[Data records for software interfaces]
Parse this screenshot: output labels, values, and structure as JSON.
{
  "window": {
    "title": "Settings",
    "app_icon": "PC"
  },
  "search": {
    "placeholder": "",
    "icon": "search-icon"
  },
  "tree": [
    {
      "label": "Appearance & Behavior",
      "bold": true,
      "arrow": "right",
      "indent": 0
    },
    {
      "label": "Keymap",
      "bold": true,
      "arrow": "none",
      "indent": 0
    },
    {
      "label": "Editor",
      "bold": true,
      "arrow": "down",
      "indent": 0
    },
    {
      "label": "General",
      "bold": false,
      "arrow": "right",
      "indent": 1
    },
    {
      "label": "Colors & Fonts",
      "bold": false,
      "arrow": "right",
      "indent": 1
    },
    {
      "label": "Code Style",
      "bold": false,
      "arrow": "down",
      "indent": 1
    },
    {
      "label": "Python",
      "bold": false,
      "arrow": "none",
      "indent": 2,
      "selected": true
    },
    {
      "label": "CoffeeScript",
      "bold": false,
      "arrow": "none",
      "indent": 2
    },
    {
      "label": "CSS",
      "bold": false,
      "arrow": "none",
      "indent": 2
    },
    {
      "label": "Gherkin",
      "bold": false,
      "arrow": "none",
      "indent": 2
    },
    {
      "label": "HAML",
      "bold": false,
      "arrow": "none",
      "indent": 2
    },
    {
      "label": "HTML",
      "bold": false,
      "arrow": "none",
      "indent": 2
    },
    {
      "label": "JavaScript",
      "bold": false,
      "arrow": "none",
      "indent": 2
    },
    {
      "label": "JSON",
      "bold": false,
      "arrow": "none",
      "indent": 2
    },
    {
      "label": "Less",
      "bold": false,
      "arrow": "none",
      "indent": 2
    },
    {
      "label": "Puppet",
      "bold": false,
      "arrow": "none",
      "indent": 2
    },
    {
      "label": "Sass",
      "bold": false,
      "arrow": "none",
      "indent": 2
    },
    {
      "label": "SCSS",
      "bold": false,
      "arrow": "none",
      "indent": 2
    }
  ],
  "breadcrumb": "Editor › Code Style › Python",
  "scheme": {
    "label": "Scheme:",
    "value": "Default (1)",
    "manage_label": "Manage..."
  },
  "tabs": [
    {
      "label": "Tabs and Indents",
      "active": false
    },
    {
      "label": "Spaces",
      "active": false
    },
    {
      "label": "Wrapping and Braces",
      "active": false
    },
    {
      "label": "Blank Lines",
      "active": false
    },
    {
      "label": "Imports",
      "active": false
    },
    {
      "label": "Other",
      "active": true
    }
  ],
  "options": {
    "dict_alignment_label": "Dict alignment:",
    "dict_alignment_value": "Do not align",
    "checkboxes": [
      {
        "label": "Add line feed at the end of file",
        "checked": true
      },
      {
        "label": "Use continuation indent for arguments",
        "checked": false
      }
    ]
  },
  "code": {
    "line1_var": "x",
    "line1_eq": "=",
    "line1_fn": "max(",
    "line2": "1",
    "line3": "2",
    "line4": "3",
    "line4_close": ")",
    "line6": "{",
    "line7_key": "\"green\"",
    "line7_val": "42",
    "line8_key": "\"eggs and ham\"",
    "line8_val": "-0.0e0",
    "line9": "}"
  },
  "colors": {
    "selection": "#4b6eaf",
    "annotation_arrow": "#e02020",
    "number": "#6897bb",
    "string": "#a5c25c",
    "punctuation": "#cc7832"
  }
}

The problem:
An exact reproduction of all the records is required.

Your response:
Parse this screenshot: output labels, values, and structure as JSON.
{
  "window": {
    "title": "Settings",
    "app_icon": "PC"
  },
  "search": {
    "placeholder": "",
    "icon": "search-icon"
  },
  "tree": [
    {
      "label": "Appearance & Behavior",
      "bold": true,
      "arrow": "right",
      "indent": 0
    },
    {
      "label": "Keymap",
      "bold": true,
      "arrow": "none",
      "indent": 0
    },
    {
      "label": "Editor",
      "bold": true,
      "arrow": "down",
      "indent": 0
    },
    {
      "label": "General",
      "bold": false,
      "arrow": "right",
      "indent": 1
    },
    {
      "label": "Colors & Fonts",
      "bold": false,
      "arrow": "right",
      "indent": 1
    },
    {
      "label": "Code Style",
      "bold": false,
      "arrow": "down",
      "indent": 1
    },
    {
      "label": "Python",
      "bold": false,
      "arrow": "none",
      "indent": 2,
      "selected": true
    },
    {
      "label": "CoffeeScript",
      "bold": false,
      "arrow": "none",
      "indent": 2
    },
    {
      "label": "CSS",
      "bold": false,
      "arrow": "none",
      "indent": 2
    },
    {
      "label": "Gherkin",
      "bold": false,
      "arrow": "none",
      "indent": 2
    },
    {
      "label": "HAML",
      "bold": false,
      "arrow": "none",
      "indent": 2
    },
    {
      "label": "HTML",
      "bold": false,
      "arrow": "none",
      "indent": 2
    },
    {
      "label": "JavaScript",
      "bold": false,
      "arrow": "none",
      "indent": 2
    },
    {
      "label": "JSON",
      "bold": false,
      "arrow": "none",
      "indent": 2
    },
    {
      "label": "Less",
      "bold": false,
      "arrow": "none",
      "indent": 2
    },
    {
      "label": "Puppet",
      "bold": false,
      "arrow": "none",
      "indent": 2
    },
    {
      "label": "Sass",
      "bold": false,
      "arrow": "none",
      "indent": 2
    },
    {
      "label": "SCSS",
      "bold": false,
      "arrow": "none",
      "indent": 2
    }
  ],
  "breadcrumb": "Editor › Code Style › Python",
  "scheme": {
    "label": "Scheme:",
    "value": "Default (1)",
    "manage_label": "Manage..."
  },
  "tabs": [
    {
      "label": "Tabs and Indents",
      "active": false
    },
    {
      "label": "Spaces",
      "active": false
    },
    {
      "label": "Wrapping and Braces",
      "active": false
    },
    {
      "label": "Blank Lines",
      "active": false
    },
    {
      "label": "Imports",
      "active": false
    },
    {
      "label": "Other",
      "active": true
    }
  ],
  "options": {
    "dict_alignment_label": "Dict alignment:",
    "dict_alignment_value": "Do not align",
    "checkboxes": [
      {
        "label": "Add line feed at the end of file",
        "checked": true
      },
      {
        "label": "Use continuation indent for arguments",
        "checked": false
      }
    ]
  },
  "code": {
    "line1_var": "x",
    "line1_eq": "=",
    "line1_fn": "max(",
    "line2": "1",
    "line3": "2",
    "line4": "3",
    "line4_close": ")",
    "line6": "{",
    "line7_key": "\"green\"",
    "line7_val": "42",
    "line8_key": "\"eggs and ham\"",
    "line8_val": "-0.0e0",
    "line9": "}"
  },
  "colors": {
    "selection": "#4b6eaf",
    "annotation_arrow": "#e02020",
    "number": "#6897bb",
    "string": "#a5c25c",
    "punctuation": "#cc7832"
  }
}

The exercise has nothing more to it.